BEGIN

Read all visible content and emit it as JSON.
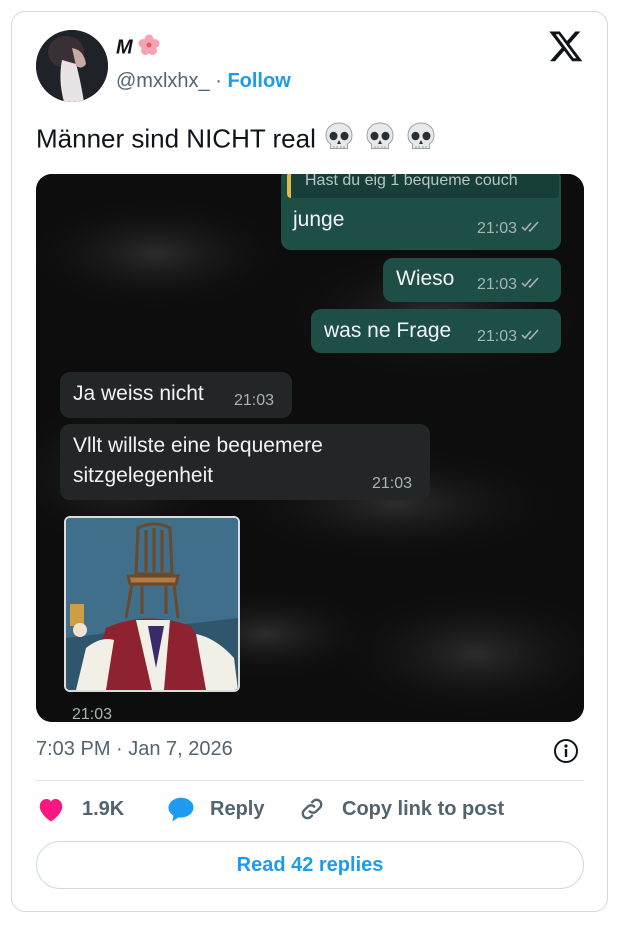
{
  "tweet": {
    "display_name": "M",
    "handle": "@mxlxhx_",
    "separator": " · ",
    "follow_label": "Follow",
    "text": "Männer sind NICHT real",
    "emojis": [
      "skull-icon",
      "skull-icon",
      "skull-icon"
    ],
    "timestamp": "7:03 PM · Jan 7, 2026"
  },
  "chat": {
    "quoted_text": "Hast du eig 1 bequeme couch",
    "messages": [
      {
        "dir": "out",
        "text": "junge",
        "time": "21:03"
      },
      {
        "dir": "out",
        "text": "Wieso",
        "time": "21:03"
      },
      {
        "dir": "out",
        "text": "was ne Frage",
        "time": "21:03"
      },
      {
        "dir": "in",
        "text": "Ja weiss nicht",
        "time": "21:03"
      },
      {
        "dir": "in",
        "text_line1": "Vllt willste eine bequemere",
        "text_line2": "sitzgelegenheit",
        "time": "21:03"
      },
      {
        "dir": "in",
        "type": "image",
        "time": "21:03"
      }
    ]
  },
  "actions": {
    "likes": "1.9K",
    "reply_label": "Reply",
    "copy_label": "Copy link to post",
    "read_replies": "Read 42 replies"
  },
  "colors": {
    "accent": "#1d9bf0",
    "heart": "#f91880",
    "bubble_out": "#1e4f47",
    "bubble_in": "#232626"
  }
}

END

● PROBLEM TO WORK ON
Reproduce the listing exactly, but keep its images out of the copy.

● EXERCISE RESULT
Read all visible content and emit it as JSON.
{
  "tweet": {
    "display_name": "M",
    "handle": "@mxlxhx_",
    "separator": " · ",
    "follow_label": "Follow",
    "text": "Männer sind NICHT real",
    "emojis": [
      "skull-icon",
      "skull-icon",
      "skull-icon"
    ],
    "timestamp": "7:03 PM · Jan 7, 2026"
  },
  "chat": {
    "quoted_text": "Hast du eig 1 bequeme couch",
    "messages": [
      {
        "dir": "out",
        "text": "junge",
        "time": "21:03"
      },
      {
        "dir": "out",
        "text": "Wieso",
        "time": "21:03"
      },
      {
        "dir": "out",
        "text": "was ne Frage",
        "time": "21:03"
      },
      {
        "dir": "in",
        "text": "Ja weiss nicht",
        "time": "21:03"
      },
      {
        "dir": "in",
        "text_line1": "Vllt willste eine bequemere",
        "text_line2": "sitzgelegenheit",
        "time": "21:03"
      },
      {
        "dir": "in",
        "type": "image",
        "time": "21:03"
      }
    ]
  },
  "actions": {
    "likes": "1.9K",
    "reply_label": "Reply",
    "copy_label": "Copy link to post",
    "read_replies": "Read 42 replies"
  },
  "colors": {
    "accent": "#1d9bf0",
    "heart": "#f91880",
    "bubble_out": "#1e4f47",
    "bubble_in": "#232626"
  }
}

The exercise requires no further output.